(Entries taken from a collection)
........

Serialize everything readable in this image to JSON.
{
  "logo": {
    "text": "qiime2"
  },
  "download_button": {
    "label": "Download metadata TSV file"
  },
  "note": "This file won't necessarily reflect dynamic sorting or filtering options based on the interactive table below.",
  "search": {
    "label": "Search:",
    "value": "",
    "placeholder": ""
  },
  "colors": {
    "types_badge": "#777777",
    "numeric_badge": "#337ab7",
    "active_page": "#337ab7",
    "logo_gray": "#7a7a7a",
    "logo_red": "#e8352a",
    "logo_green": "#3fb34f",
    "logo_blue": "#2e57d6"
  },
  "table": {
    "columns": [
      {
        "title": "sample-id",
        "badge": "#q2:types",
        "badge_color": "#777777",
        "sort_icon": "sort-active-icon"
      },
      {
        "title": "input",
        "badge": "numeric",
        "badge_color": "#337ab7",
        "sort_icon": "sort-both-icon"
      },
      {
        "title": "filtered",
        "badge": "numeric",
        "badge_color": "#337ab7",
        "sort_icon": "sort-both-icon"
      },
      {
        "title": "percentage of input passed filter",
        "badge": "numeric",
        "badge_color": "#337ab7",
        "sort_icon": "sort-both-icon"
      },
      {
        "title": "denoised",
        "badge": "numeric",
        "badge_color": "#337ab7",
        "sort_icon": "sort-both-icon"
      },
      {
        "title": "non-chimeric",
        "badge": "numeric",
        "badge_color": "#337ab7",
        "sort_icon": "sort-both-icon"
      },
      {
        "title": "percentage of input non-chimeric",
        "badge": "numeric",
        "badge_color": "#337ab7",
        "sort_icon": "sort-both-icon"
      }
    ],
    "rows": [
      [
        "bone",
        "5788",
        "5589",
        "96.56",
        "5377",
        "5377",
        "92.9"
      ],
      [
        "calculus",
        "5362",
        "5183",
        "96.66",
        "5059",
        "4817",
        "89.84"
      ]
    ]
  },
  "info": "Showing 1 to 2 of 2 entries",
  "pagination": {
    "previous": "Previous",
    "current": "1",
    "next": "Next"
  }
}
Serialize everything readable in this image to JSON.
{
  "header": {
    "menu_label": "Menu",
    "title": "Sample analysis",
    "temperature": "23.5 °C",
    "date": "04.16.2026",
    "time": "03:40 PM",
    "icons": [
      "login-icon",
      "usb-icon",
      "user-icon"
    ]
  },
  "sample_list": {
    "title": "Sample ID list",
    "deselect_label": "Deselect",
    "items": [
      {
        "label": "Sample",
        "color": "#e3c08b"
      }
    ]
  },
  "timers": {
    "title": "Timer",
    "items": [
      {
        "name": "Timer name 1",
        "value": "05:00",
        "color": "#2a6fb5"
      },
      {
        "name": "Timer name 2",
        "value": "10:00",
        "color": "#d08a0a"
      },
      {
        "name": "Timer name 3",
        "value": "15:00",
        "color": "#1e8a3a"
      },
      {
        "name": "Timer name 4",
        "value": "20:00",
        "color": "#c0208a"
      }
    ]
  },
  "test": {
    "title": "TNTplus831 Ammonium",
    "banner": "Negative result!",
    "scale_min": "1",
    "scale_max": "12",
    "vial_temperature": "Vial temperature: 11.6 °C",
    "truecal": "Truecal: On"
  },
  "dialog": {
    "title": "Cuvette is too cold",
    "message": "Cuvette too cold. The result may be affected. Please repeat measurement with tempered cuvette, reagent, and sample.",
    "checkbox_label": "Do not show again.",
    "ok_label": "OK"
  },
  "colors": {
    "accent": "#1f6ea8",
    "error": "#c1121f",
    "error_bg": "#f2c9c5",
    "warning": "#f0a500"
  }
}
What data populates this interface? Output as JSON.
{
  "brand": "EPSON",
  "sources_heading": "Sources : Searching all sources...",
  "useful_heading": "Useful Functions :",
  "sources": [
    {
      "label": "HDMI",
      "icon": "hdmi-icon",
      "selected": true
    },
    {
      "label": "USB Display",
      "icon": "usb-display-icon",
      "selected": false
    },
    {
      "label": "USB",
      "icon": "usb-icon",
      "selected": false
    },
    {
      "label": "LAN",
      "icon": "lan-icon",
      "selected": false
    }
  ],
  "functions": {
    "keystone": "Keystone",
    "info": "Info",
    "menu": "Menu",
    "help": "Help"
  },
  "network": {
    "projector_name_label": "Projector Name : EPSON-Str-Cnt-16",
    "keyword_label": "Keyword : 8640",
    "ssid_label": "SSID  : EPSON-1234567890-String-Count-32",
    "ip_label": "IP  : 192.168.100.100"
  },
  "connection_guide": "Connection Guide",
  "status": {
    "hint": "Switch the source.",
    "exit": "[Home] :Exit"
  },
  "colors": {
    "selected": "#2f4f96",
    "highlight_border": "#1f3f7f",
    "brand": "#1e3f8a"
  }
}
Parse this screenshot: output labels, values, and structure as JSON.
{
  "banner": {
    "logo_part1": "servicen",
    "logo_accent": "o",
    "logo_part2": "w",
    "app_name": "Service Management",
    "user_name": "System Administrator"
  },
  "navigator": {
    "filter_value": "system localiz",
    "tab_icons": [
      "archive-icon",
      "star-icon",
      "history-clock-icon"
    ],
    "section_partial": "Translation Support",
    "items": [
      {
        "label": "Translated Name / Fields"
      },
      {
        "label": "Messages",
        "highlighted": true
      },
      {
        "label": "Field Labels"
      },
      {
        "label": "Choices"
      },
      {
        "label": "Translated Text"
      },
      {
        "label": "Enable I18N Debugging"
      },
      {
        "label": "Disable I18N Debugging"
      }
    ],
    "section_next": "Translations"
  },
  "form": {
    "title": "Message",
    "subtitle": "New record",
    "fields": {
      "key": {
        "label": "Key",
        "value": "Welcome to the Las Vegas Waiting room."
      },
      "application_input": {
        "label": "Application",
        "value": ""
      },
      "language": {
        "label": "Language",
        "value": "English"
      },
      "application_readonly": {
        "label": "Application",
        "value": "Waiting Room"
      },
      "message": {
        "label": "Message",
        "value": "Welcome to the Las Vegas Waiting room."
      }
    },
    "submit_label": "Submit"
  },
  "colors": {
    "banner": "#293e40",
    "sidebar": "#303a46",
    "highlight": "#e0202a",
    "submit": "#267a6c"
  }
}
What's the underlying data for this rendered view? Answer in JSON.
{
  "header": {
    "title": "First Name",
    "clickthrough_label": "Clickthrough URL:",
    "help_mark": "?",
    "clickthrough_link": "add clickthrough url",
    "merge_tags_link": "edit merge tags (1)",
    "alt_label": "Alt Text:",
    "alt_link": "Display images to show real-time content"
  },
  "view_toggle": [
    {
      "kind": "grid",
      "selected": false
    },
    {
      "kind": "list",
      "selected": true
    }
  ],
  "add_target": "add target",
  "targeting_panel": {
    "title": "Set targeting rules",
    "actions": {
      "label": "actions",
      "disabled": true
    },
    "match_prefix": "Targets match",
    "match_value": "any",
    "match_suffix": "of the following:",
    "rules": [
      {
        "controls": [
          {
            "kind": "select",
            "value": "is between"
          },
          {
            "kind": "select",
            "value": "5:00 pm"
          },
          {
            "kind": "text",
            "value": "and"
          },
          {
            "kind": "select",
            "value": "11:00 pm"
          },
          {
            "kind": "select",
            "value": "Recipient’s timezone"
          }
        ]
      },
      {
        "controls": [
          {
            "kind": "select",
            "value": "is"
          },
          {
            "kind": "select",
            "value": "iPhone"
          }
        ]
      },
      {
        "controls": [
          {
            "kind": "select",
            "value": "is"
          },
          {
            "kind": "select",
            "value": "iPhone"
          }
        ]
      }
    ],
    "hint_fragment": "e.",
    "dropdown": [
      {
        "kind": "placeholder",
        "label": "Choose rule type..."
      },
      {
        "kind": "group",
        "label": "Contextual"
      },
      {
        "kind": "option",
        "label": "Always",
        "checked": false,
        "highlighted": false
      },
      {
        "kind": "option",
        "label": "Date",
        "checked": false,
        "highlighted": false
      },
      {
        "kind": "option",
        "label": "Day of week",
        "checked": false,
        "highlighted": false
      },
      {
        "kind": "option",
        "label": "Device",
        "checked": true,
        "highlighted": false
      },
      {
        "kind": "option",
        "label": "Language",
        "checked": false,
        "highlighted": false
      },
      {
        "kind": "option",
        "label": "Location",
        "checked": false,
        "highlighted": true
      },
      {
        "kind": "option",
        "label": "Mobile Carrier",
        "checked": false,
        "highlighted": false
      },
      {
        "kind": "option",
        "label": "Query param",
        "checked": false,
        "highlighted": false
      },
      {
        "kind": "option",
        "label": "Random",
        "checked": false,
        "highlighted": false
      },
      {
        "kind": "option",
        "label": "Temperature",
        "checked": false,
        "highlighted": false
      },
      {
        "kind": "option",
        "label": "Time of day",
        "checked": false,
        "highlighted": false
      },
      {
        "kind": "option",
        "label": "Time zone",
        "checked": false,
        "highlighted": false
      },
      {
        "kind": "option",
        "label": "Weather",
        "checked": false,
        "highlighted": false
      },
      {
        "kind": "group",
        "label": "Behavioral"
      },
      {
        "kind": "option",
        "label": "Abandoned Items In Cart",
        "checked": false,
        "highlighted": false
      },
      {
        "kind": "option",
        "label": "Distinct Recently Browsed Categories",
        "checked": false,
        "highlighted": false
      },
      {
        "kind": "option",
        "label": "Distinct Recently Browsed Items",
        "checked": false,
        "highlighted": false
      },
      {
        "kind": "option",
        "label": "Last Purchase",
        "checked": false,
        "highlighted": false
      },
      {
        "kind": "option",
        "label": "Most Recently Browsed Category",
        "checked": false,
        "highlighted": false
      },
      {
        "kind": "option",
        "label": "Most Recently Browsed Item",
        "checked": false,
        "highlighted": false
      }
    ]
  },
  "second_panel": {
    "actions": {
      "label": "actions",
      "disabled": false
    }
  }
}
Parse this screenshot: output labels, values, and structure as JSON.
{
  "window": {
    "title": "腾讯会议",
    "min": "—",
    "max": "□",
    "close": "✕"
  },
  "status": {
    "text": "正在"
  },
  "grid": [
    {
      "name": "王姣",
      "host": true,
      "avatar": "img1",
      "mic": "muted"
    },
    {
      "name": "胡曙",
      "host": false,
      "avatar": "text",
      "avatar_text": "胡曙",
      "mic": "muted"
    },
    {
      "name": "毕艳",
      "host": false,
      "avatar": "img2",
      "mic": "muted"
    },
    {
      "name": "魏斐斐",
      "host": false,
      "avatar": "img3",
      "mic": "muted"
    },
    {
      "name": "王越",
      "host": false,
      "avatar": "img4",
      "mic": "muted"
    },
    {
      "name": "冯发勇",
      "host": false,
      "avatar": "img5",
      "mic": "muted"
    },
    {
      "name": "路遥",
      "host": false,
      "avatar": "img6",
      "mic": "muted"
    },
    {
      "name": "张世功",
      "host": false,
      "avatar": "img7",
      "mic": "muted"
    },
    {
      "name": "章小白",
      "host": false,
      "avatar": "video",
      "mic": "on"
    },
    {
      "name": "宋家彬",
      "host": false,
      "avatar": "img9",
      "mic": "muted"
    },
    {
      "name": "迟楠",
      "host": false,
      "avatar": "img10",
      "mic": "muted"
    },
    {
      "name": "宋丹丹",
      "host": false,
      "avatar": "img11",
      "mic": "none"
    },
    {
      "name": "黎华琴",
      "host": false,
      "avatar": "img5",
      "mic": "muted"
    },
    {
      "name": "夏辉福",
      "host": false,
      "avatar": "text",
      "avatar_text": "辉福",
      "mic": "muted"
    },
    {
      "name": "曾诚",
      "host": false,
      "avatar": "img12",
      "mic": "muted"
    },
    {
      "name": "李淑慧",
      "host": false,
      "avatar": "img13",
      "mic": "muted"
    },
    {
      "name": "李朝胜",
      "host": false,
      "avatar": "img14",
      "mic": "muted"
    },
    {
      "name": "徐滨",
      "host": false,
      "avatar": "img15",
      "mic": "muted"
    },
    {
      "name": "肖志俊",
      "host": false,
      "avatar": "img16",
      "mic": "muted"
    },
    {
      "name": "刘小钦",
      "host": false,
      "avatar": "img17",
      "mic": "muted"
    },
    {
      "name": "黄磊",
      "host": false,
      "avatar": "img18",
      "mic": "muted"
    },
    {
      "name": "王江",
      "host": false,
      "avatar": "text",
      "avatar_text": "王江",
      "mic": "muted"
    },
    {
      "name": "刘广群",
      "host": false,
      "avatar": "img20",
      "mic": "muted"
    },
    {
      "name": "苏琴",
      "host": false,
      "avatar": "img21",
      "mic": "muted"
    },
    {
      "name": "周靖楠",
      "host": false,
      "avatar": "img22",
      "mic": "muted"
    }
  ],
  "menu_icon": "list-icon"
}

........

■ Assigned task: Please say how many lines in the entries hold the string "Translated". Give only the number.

■ Answer section: 2